▶ **Task requirements**: Every entry below must be repeated exactly; skip the pictures.
*** Opening Supplied data ***
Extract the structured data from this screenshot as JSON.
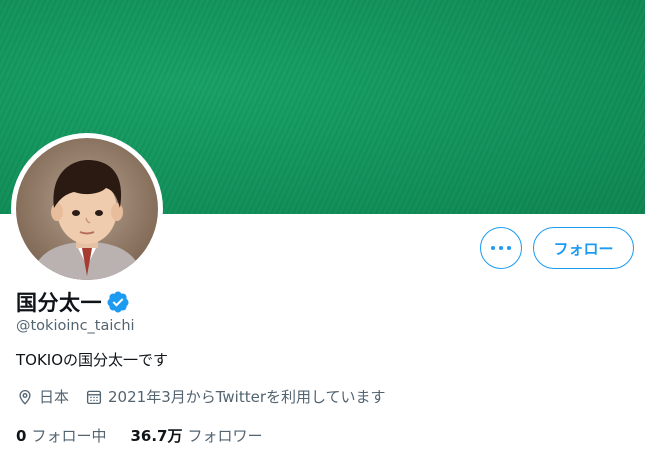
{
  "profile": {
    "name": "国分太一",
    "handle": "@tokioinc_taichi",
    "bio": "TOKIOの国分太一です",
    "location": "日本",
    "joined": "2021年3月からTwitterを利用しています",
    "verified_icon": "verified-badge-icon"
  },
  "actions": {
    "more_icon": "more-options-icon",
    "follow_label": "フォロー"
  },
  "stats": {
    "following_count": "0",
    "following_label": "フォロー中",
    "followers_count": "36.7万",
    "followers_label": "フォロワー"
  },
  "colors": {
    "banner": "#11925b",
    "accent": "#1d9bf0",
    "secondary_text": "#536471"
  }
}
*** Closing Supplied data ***
▶ **Result for this exercise**:
Extract the structured data from this screenshot as JSON.
{
  "profile": {
    "name": "国分太一",
    "handle": "@tokioinc_taichi",
    "bio": "TOKIOの国分太一です",
    "location": "日本",
    "joined": "2021年3月からTwitterを利用しています",
    "verified_icon": "verified-badge-icon"
  },
  "actions": {
    "more_icon": "more-options-icon",
    "follow_label": "フォロー"
  },
  "stats": {
    "following_count": "0",
    "following_label": "フォロー中",
    "followers_count": "36.7万",
    "followers_label": "フォロワー"
  },
  "colors": {
    "banner": "#11925b",
    "accent": "#1d9bf0",
    "secondary_text": "#536471"
  }
}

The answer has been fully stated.